BEGIN Data listing
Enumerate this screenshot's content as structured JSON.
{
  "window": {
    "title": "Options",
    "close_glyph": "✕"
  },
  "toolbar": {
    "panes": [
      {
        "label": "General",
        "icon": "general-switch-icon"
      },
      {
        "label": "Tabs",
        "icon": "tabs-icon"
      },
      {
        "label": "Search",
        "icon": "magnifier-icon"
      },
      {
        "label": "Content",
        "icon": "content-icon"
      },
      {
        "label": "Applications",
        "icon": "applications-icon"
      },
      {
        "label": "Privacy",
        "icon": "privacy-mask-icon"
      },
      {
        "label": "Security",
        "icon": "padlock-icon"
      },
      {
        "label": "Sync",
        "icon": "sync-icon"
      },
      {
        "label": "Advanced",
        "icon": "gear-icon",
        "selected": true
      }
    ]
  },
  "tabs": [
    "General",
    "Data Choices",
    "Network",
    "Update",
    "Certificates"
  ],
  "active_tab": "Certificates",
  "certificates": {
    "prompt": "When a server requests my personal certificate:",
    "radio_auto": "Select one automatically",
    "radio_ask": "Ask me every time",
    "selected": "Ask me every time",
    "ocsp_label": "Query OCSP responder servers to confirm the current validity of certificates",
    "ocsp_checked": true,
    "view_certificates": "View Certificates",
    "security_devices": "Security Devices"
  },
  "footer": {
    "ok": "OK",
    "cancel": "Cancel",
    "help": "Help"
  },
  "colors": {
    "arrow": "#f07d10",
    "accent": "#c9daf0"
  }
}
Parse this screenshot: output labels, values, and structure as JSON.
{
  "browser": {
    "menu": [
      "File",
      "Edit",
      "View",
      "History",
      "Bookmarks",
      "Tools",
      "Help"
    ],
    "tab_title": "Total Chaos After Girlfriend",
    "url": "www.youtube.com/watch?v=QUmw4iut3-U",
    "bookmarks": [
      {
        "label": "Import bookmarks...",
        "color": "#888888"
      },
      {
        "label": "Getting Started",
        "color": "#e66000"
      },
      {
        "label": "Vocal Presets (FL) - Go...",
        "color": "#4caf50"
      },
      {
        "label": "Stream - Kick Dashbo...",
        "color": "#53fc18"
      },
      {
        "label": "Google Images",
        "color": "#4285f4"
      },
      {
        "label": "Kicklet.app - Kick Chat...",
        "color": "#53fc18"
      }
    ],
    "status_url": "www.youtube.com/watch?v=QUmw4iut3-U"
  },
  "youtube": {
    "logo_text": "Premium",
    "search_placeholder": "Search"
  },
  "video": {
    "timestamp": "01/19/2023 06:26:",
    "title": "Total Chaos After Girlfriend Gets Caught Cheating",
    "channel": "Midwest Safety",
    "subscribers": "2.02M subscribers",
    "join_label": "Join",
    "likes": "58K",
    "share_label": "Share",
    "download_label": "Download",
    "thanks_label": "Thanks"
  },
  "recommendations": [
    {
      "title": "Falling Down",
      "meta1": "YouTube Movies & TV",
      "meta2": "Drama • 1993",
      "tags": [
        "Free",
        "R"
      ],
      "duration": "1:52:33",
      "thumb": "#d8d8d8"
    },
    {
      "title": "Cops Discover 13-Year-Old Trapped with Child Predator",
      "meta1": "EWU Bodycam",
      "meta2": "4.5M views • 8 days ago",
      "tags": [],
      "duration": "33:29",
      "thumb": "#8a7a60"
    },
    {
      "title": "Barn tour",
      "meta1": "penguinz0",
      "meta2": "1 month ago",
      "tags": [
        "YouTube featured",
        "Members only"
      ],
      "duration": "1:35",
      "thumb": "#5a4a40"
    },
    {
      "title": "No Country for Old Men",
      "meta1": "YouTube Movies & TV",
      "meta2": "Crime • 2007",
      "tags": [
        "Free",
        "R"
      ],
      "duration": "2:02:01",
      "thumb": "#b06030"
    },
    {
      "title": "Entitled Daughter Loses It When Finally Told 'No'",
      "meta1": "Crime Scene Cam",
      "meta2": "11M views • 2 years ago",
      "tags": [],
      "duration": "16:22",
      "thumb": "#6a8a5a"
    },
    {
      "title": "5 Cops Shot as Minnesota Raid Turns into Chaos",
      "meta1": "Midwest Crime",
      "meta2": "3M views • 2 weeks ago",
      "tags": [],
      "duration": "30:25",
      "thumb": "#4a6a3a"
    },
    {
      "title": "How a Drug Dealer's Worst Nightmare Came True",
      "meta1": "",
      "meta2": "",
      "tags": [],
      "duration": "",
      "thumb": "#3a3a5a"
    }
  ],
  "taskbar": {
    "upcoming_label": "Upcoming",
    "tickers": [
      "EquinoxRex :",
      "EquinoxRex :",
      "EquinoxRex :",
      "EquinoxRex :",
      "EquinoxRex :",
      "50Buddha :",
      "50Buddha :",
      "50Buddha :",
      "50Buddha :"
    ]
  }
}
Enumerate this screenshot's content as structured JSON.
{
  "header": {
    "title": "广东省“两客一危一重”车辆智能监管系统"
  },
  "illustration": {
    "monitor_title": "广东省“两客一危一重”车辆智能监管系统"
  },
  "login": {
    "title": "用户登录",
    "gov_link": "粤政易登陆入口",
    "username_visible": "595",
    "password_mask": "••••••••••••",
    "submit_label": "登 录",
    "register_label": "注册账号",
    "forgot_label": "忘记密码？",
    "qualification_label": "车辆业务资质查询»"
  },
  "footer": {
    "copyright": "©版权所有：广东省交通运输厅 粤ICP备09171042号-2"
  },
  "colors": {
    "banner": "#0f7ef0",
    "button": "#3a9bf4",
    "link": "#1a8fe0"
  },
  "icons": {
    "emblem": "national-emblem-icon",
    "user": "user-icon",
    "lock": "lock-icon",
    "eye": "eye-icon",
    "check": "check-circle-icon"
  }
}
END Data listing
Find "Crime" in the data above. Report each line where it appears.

      "meta2": "Crime • 2007",
      "meta1": "Crime Scene Cam",
      "meta1": "Midwest Crime",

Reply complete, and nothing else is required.